REQUIRED WORK
Your output must consist of the records printed verbatim, with the pictures excluded.

Excerpts from a dataset:
· · · · ·
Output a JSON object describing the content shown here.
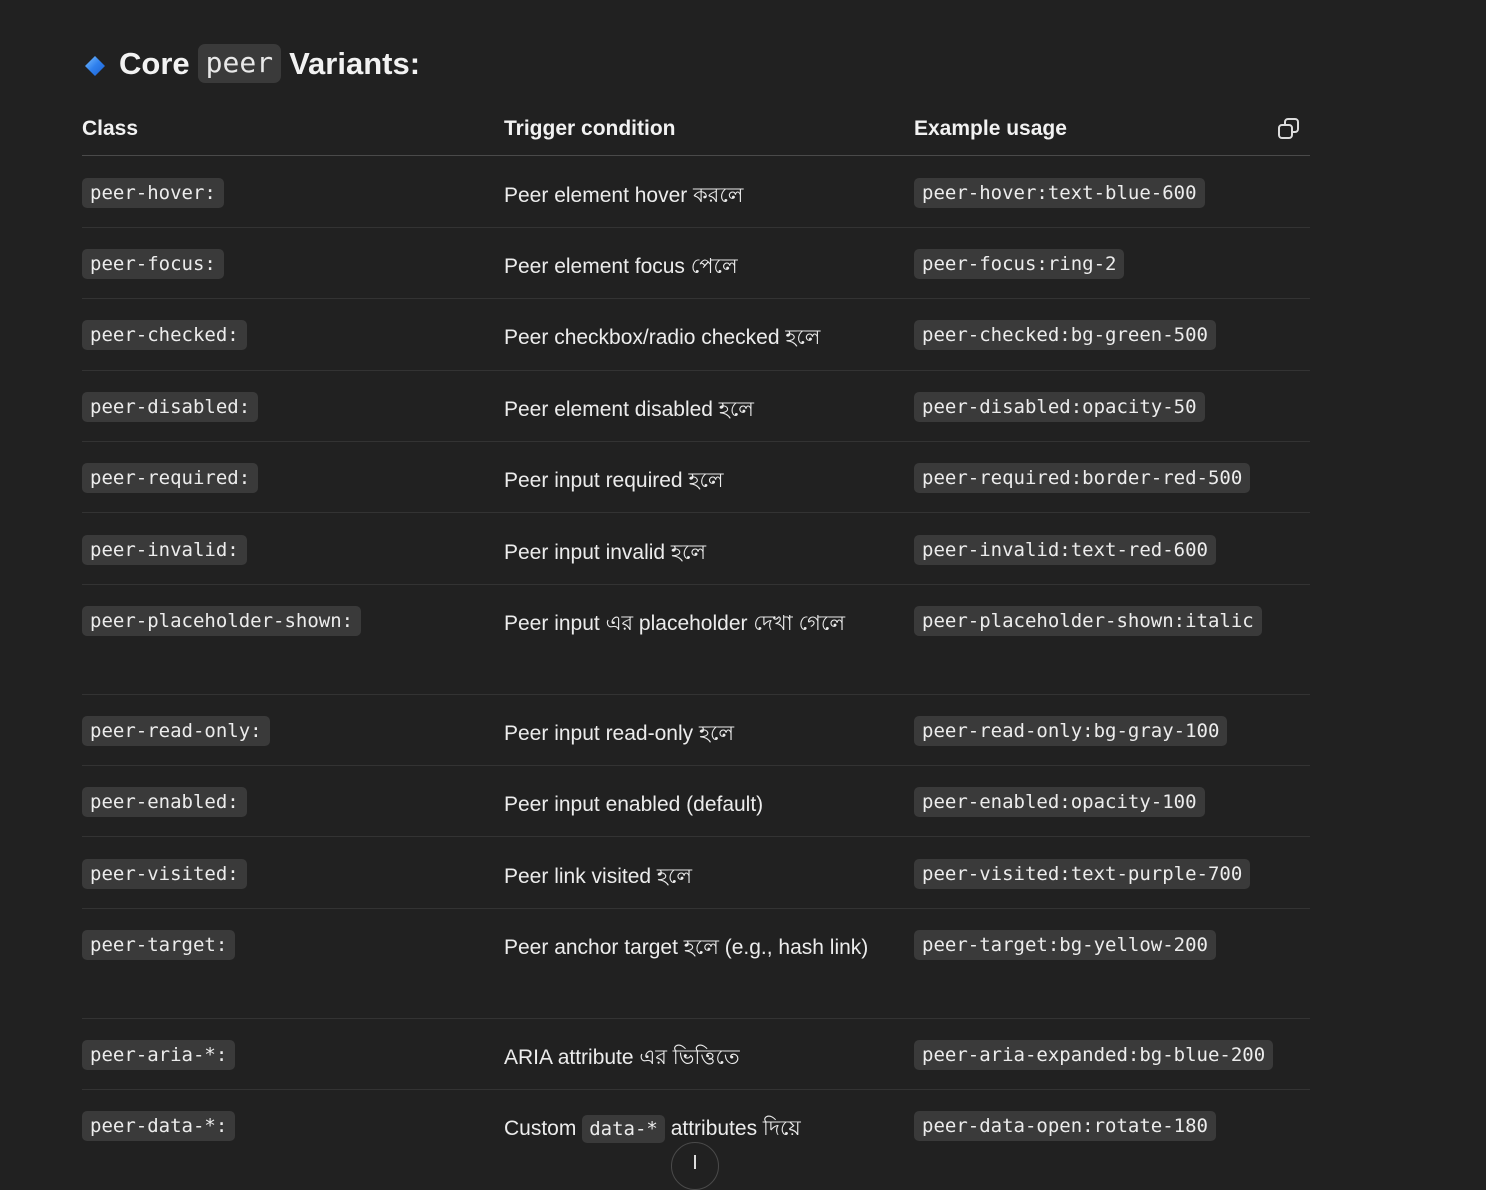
{
  "heading": {
    "prefix": "Core",
    "code": "peer",
    "suffix": "Variants:",
    "icon": "blue-diamond-icon",
    "icon_color": "#3b82f6"
  },
  "table": {
    "headers": {
      "class": "Class",
      "trigger": "Trigger condition",
      "example": "Example usage"
    },
    "rows": [
      {
        "class": "peer-hover:",
        "trigger": "Peer element hover করলে",
        "example": "peer-hover:text-blue-600"
      },
      {
        "class": "peer-focus:",
        "trigger": "Peer element focus পেলে",
        "example": "peer-focus:ring-2"
      },
      {
        "class": "peer-checked:",
        "trigger": "Peer checkbox/radio checked হলে",
        "example": "peer-checked:bg-green-500"
      },
      {
        "class": "peer-disabled:",
        "trigger": "Peer element disabled হলে",
        "example": "peer-disabled:opacity-50"
      },
      {
        "class": "peer-required:",
        "trigger": "Peer input required হলে",
        "example": "peer-required:border-red-500"
      },
      {
        "class": "peer-invalid:",
        "trigger": "Peer input invalid হলে",
        "example": "peer-invalid:text-red-600"
      },
      {
        "class": "peer-placeholder-shown:",
        "trigger": "Peer input এর placeholder দেখা গেলে",
        "example": "peer-placeholder-shown:italic"
      },
      {
        "class": "peer-read-only:",
        "trigger": "Peer input read-only হলে",
        "example": "peer-read-only:bg-gray-100"
      },
      {
        "class": "peer-enabled:",
        "trigger": "Peer input enabled (default)",
        "example": "peer-enabled:opacity-100"
      },
      {
        "class": "peer-visited:",
        "trigger": "Peer link visited হলে",
        "example": "peer-visited:text-purple-700"
      },
      {
        "class": "peer-target:",
        "trigger": "Peer anchor target হলে (e.g., hash link)",
        "example": "peer-target:bg-yellow-200"
      },
      {
        "class": "peer-aria-*:",
        "trigger": "ARIA attribute এর ভিত্তিতে",
        "example": "peer-aria-expanded:bg-blue-200"
      },
      {
        "class": "peer-data-*:",
        "trigger_before": "Custom",
        "trigger_code": "data-*",
        "trigger_after": "attributes দিয়ে",
        "example": "peer-data-open:rotate-180"
      }
    ]
  },
  "controls": {
    "copy_icon": "copy-icon",
    "scroll_icon": "arrow-down-icon"
  }
}
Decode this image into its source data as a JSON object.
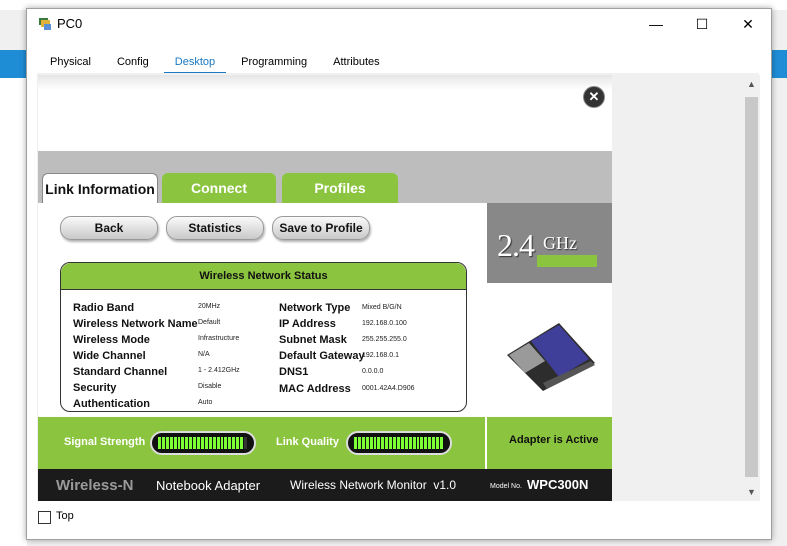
{
  "window": {
    "title": "PC0",
    "minimize": "—",
    "maximize": "☐",
    "close": "✕"
  },
  "tabs": [
    "Physical",
    "Config",
    "Desktop",
    "Programming",
    "Attributes"
  ],
  "active_tab": "Desktop",
  "app": {
    "close_icon": "close-icon",
    "tabs": [
      "Link Information",
      "Connect",
      "Profiles"
    ],
    "buttons": {
      "back": "Back",
      "statistics": "Statistics",
      "save": "Save to Profile"
    },
    "status_title": "Wireless Network Status",
    "left_labels": [
      "Radio Band",
      "Wireless Network Name",
      "Wireless Mode",
      "Wide Channel",
      "Standard Channel",
      "Security",
      "Authentication"
    ],
    "left_values": [
      "20MHz",
      "Default",
      "Infrastructure",
      "N/A",
      "1 - 2.412GHz",
      "Disable",
      "Auto"
    ],
    "right_labels": [
      "Network Type",
      "IP Address",
      "Subnet Mask",
      "Default Gateway",
      "DNS1",
      "MAC Address"
    ],
    "right_values": [
      "Mixed B/G/N",
      "192.168.0.100",
      "255.255.255.0",
      "192.168.0.1",
      "0.0.0.0",
      "0001.42A4.D906"
    ],
    "ghz_number": "2.4",
    "ghz_unit": "GHz",
    "signal_label": "Signal Strength",
    "link_label": "Link Quality",
    "signal_level": 0.95,
    "link_level": 1.0,
    "adapter_status": "Adapter is Active",
    "footer": {
      "brand": "Wireless-N",
      "product": "Notebook Adapter",
      "monitor": "Wireless Network Monitor  v1.0",
      "model_label": "Model No.",
      "model": "WPC300N"
    }
  },
  "top_checkbox": "Top",
  "colors": {
    "accent_green": "#8bc43f",
    "tab_blue": "#1a78c2"
  }
}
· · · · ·
SOLUTION FOR THIS PROBLEM
Output a JSON object describing the content shown here.
{
  "heading": {
    "prefix": "Core",
    "code": "peer",
    "suffix": "Variants:",
    "icon": "blue-diamond-icon",
    "icon_color": "#3b82f6"
  },
  "table": {
    "headers": {
      "class": "Class",
      "trigger": "Trigger condition",
      "example": "Example usage"
    },
    "rows": [
      {
        "class": "peer-hover:",
        "trigger": "Peer element hover করলে",
        "example": "peer-hover:text-blue-600"
      },
      {
        "class": "peer-focus:",
        "trigger": "Peer element focus পেলে",
        "example": "peer-focus:ring-2"
      },
      {
        "class": "peer-checked:",
        "trigger": "Peer checkbox/radio checked হলে",
        "example": "peer-checked:bg-green-500"
      },
      {
        "class": "peer-disabled:",
        "trigger": "Peer element disabled হলে",
        "example": "peer-disabled:opacity-50"
      },
      {
        "class": "peer-required:",
        "trigger": "Peer input required হলে",
        "example": "peer-required:border-red-500"
      },
      {
        "class": "peer-invalid:",
        "trigger": "Peer input invalid হলে",
        "example": "peer-invalid:text-red-600"
      },
      {
        "class": "peer-placeholder-shown:",
        "trigger": "Peer input এর placeholder দেখা গেলে",
        "example": "peer-placeholder-shown:italic"
      },
      {
        "class": "peer-read-only:",
        "trigger": "Peer input read-only হলে",
        "example": "peer-read-only:bg-gray-100"
      },
      {
        "class": "peer-enabled:",
        "trigger": "Peer input enabled (default)",
        "example": "peer-enabled:opacity-100"
      },
      {
        "class": "peer-visited:",
        "trigger": "Peer link visited হলে",
        "example": "peer-visited:text-purple-700"
      },
      {
        "class": "peer-target:",
        "trigger": "Peer anchor target হলে (e.g., hash link)",
        "example": "peer-target:bg-yellow-200"
      },
      {
        "class": "peer-aria-*:",
        "trigger": "ARIA attribute এর ভিত্তিতে",
        "example": "peer-aria-expanded:bg-blue-200"
      },
      {
        "class": "peer-data-*:",
        "trigger_before": "Custom",
        "trigger_code": "data-*",
        "trigger_after": "attributes দিয়ে",
        "example": "peer-data-open:rotate-180"
      }
    ]
  },
  "controls": {
    "copy_icon": "copy-icon",
    "scroll_icon": "arrow-down-icon"
  }
}
Decode this image into its source data as a JSON object.
{
  "window": {
    "title": "PC0",
    "minimize": "—",
    "maximize": "☐",
    "close": "✕"
  },
  "tabs": [
    "Physical",
    "Config",
    "Desktop",
    "Programming",
    "Attributes"
  ],
  "active_tab": "Desktop",
  "app": {
    "close_icon": "close-icon",
    "tabs": [
      "Link Information",
      "Connect",
      "Profiles"
    ],
    "buttons": {
      "back": "Back",
      "statistics": "Statistics",
      "save": "Save to Profile"
    },
    "status_title": "Wireless Network Status",
    "left_labels": [
      "Radio Band",
      "Wireless Network Name",
      "Wireless Mode",
      "Wide Channel",
      "Standard Channel",
      "Security",
      "Authentication"
    ],
    "left_values": [
      "20MHz",
      "Default",
      "Infrastructure",
      "N/A",
      "1 - 2.412GHz",
      "Disable",
      "Auto"
    ],
    "right_labels": [
      "Network Type",
      "IP Address",
      "Subnet Mask",
      "Default Gateway",
      "DNS1",
      "MAC Address"
    ],
    "right_values": [
      "Mixed B/G/N",
      "192.168.0.100",
      "255.255.255.0",
      "192.168.0.1",
      "0.0.0.0",
      "0001.42A4.D906"
    ],
    "ghz_number": "2.4",
    "ghz_unit": "GHz",
    "signal_label": "Signal Strength",
    "link_label": "Link Quality",
    "signal_level": 0.95,
    "link_level": 1.0,
    "adapter_status": "Adapter is Active",
    "footer": {
      "brand": "Wireless-N",
      "product": "Notebook Adapter",
      "monitor": "Wireless Network Monitor  v1.0",
      "model_label": "Model No.",
      "model": "WPC300N"
    }
  },
  "top_checkbox": "Top",
  "colors": {
    "accent_green": "#8bc43f",
    "tab_blue": "#1a78c2"
  }
}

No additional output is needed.